Charles Day is Wave Hill’s Ruth Rea Howell Senior Horticultural Interpreter.
These striking, yellow and brown blooms belong to the harlequin evening flower (Hesperantha vaginata), a member of the iris family (Iridaceae).
Native to a high plateau in the southwest of South Africa, it grows and flowers during the cool, moist winters and is dormant during the hot, dry summers—a habit it shares with many South African bulbs. The genus name Hesperantha translates from the Greek as “evening flower” for the simple reason that the flowers of most members of this genus open in the afternoon or evening.
On a sunny day, the harlequin evening flower is open by noon and can be seen this week on a windowsill in the Palm House, the middle section of the Marco Stufano Conservatory.
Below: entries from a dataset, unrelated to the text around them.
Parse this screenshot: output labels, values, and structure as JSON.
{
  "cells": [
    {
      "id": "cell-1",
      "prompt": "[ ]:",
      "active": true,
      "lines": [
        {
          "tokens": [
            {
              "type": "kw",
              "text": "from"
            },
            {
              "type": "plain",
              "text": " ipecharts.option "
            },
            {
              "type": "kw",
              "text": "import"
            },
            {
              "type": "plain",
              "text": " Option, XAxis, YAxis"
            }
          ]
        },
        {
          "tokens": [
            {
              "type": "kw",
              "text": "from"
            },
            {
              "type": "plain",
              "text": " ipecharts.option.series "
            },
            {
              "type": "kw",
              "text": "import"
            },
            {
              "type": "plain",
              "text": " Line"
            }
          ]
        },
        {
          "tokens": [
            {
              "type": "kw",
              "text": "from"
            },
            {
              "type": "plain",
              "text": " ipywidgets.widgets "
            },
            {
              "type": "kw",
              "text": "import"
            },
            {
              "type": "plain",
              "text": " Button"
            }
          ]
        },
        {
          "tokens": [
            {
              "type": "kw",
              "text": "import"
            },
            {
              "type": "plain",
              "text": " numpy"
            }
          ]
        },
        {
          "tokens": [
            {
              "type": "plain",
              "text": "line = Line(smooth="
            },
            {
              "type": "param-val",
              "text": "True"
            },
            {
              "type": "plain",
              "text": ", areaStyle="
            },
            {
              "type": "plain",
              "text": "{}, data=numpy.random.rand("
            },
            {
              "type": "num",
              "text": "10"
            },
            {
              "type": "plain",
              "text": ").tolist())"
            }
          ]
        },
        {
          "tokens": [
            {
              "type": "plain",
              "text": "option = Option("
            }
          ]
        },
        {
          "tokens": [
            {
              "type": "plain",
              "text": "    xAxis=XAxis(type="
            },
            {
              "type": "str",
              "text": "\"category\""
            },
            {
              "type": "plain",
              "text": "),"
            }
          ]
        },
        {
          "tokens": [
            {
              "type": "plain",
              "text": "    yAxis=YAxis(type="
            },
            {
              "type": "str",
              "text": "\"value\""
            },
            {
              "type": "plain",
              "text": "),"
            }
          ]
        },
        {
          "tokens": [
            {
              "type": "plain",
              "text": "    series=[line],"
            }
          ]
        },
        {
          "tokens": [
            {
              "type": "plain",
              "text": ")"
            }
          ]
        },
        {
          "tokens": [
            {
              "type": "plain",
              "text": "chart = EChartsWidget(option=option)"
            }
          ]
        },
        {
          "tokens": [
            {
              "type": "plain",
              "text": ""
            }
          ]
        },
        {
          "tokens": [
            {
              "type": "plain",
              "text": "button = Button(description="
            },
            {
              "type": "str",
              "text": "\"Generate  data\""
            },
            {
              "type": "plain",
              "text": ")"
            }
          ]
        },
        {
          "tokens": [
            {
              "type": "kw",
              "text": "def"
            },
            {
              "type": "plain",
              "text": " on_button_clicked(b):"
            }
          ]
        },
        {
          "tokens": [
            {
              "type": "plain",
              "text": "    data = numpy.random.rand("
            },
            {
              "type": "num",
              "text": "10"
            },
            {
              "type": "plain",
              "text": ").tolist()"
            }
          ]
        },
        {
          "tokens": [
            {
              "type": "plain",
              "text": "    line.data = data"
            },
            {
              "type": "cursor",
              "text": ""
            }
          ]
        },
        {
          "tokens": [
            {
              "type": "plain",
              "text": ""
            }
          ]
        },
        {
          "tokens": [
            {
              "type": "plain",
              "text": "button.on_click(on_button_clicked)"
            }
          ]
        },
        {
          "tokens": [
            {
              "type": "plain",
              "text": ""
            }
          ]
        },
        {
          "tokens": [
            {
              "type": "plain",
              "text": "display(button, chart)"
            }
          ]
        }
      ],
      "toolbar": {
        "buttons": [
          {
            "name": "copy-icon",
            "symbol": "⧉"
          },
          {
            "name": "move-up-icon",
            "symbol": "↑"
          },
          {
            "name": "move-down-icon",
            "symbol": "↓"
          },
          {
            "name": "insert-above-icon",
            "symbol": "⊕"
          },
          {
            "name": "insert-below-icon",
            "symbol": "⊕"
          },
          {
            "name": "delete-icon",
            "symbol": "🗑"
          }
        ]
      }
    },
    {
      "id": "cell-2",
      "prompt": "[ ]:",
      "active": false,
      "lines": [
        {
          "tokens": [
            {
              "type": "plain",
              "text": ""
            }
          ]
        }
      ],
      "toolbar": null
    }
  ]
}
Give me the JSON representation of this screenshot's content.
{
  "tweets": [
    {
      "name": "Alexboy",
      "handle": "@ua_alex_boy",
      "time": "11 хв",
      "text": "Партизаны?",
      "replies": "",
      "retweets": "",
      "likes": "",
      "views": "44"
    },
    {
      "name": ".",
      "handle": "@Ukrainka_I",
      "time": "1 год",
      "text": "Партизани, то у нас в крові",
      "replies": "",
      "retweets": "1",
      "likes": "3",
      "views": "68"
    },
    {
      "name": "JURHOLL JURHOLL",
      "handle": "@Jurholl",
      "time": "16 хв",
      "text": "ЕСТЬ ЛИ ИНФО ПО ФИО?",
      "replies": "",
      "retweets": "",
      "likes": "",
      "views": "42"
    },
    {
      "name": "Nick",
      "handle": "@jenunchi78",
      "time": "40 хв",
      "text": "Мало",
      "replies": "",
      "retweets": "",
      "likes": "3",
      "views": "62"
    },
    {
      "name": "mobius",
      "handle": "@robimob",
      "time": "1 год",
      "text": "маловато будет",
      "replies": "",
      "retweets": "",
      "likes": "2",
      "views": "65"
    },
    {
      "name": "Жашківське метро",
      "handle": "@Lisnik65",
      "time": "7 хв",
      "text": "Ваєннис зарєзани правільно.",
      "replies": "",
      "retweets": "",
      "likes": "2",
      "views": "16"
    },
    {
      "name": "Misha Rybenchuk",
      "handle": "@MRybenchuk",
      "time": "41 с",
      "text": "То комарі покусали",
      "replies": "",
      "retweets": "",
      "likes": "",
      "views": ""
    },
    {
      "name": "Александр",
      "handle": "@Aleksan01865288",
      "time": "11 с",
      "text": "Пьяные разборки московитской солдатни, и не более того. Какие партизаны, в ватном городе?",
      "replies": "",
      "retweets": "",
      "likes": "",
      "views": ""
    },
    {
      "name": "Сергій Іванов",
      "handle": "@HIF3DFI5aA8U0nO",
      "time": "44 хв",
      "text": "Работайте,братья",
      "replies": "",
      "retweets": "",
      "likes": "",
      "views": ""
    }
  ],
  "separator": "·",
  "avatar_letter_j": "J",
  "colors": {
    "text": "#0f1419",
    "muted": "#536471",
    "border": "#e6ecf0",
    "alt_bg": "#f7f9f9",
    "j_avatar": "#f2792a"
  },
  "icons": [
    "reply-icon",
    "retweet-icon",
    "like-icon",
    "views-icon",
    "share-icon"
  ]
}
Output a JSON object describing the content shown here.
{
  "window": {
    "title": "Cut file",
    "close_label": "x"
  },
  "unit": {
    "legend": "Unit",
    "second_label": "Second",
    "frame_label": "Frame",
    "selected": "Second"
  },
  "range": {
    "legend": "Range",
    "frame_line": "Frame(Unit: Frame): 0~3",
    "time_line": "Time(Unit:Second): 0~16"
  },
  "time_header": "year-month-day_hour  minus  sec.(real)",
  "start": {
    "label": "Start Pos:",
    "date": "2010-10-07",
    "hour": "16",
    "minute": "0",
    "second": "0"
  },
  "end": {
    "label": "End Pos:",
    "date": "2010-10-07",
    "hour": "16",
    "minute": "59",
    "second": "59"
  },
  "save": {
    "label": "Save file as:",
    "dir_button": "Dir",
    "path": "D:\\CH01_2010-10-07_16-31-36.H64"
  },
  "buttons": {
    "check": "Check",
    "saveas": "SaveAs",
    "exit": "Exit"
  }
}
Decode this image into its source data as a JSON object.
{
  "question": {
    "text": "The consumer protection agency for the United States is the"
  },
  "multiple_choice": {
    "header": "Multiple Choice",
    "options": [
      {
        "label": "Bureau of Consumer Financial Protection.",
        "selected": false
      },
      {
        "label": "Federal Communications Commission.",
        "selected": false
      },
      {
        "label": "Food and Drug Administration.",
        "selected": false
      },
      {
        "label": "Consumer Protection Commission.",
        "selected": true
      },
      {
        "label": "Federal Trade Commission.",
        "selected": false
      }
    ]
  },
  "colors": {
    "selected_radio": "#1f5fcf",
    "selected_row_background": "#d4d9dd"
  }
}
Look for it to the right of the entrance to the Cactus & Succulent House.